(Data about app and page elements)
◇ ◇ ◇ ◇ ◇

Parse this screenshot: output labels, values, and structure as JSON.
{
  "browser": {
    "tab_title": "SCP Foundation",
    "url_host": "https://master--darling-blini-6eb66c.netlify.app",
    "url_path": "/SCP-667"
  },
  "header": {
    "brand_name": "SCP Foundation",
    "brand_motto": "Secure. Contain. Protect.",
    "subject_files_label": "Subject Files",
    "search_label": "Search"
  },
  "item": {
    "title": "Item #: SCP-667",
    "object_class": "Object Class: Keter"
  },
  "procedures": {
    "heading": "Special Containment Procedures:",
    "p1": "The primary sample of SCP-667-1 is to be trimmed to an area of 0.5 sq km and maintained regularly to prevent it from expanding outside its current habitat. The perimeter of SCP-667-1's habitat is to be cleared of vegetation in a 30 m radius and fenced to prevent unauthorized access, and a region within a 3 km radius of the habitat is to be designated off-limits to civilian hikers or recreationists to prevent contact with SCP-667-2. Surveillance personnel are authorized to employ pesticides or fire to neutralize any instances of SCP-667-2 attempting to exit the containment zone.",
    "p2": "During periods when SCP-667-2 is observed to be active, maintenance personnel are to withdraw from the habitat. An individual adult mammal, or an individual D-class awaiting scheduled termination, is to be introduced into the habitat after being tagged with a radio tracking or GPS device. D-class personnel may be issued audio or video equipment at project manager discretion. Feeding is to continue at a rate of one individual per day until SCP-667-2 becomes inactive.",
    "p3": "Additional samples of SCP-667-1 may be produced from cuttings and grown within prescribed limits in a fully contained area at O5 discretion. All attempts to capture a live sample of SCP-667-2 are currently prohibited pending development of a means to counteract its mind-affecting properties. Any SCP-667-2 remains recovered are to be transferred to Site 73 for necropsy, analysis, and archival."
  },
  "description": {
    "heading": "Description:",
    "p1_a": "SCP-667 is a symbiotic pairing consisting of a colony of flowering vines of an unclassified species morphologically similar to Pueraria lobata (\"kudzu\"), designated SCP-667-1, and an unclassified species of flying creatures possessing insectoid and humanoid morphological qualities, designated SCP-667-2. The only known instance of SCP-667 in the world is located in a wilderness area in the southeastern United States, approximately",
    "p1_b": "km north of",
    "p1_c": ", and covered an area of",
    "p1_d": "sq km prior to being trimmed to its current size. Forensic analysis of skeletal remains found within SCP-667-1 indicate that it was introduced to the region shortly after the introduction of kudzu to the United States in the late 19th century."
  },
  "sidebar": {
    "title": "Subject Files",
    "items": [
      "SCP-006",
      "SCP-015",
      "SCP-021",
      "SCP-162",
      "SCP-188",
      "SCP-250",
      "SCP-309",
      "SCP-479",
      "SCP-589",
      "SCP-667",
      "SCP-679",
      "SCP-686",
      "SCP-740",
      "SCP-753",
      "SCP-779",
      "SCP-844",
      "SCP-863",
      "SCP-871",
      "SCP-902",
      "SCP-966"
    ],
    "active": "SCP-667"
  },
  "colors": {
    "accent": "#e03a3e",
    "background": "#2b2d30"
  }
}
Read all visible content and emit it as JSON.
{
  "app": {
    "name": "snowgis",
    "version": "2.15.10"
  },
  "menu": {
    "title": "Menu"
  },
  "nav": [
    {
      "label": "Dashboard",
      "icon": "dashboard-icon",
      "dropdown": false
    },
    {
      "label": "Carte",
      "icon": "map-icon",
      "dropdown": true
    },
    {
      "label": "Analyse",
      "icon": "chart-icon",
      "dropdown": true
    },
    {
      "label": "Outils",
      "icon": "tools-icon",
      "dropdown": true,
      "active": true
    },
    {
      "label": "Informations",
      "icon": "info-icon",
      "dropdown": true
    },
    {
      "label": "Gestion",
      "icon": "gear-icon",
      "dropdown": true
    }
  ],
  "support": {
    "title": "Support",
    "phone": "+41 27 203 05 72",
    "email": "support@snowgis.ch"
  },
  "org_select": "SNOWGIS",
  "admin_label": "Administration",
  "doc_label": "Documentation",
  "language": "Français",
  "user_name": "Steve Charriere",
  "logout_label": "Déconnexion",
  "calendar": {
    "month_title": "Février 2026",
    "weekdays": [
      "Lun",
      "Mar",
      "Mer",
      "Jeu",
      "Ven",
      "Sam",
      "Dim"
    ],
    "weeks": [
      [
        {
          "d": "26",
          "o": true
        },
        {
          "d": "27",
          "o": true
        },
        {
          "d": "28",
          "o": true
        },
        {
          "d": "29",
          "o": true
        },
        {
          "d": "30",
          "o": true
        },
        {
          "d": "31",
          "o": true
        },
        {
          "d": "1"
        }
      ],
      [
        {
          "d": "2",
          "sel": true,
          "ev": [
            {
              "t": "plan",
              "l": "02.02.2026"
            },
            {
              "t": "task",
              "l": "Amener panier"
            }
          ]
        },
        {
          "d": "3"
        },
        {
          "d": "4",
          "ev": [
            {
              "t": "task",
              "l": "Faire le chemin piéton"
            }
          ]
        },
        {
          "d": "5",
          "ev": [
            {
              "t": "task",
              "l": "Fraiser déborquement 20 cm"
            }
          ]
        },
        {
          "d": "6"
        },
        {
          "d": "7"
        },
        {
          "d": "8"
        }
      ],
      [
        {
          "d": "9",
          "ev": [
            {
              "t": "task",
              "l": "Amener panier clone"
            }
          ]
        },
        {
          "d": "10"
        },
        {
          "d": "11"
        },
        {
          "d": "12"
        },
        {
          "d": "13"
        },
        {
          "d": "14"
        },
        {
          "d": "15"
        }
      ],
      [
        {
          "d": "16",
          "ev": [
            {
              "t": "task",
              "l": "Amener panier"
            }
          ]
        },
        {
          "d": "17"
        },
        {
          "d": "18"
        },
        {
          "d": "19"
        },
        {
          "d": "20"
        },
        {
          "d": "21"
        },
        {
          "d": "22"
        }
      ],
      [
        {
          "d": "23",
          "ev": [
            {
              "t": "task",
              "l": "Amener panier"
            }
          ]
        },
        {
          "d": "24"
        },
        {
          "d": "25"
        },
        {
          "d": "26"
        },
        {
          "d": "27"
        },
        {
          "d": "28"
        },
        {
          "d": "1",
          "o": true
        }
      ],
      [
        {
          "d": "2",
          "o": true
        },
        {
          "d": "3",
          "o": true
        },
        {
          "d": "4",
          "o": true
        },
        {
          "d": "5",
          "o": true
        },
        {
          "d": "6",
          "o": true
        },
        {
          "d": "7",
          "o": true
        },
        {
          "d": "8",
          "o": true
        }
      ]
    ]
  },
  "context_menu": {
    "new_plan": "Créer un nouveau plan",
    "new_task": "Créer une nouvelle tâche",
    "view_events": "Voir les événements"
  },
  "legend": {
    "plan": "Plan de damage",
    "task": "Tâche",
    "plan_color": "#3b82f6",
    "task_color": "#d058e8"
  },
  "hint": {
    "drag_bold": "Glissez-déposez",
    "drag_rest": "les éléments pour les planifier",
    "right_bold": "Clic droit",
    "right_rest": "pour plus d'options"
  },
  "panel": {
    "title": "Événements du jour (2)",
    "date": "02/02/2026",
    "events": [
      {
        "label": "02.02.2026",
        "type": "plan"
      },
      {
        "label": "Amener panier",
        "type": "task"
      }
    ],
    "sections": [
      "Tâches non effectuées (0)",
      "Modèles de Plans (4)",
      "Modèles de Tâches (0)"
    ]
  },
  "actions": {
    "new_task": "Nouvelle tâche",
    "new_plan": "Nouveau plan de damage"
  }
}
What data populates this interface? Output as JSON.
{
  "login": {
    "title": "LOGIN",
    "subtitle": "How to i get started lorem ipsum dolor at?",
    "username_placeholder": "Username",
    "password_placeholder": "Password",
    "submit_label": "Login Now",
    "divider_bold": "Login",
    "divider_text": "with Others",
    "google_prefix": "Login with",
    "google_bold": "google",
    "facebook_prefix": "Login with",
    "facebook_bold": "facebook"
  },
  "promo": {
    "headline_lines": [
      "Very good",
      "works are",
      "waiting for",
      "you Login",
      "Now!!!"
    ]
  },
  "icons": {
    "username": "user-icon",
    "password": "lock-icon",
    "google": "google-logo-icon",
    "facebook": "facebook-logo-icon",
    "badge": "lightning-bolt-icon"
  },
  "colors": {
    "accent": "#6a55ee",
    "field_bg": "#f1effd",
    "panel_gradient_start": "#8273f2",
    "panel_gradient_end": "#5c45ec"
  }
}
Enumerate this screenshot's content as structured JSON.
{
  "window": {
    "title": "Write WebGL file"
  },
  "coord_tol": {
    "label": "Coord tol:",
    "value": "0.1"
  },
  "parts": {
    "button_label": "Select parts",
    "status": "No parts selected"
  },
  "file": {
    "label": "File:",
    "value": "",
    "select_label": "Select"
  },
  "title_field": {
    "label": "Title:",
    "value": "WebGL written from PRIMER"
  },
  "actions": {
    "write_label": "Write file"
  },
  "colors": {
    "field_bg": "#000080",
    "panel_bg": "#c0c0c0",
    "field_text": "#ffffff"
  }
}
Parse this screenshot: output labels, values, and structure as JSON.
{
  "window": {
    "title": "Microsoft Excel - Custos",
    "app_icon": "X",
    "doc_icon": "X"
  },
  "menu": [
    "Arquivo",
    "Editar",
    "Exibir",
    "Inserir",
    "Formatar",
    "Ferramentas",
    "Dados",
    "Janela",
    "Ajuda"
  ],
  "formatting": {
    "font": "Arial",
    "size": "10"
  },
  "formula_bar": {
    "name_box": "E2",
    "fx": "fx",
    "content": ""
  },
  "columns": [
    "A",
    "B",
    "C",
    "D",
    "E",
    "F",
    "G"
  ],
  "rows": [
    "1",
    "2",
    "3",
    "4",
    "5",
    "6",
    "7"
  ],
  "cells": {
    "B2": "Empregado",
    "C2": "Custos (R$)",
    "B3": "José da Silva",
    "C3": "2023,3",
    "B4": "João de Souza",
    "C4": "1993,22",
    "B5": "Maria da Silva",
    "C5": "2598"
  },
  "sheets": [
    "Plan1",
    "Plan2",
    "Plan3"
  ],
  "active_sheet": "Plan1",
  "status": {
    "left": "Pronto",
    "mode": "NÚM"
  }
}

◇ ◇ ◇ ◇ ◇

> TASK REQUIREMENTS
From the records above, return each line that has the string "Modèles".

> TASK RESPONSE
      "Modèles de Plans (4)",
      "Modèles de Tâches (0)"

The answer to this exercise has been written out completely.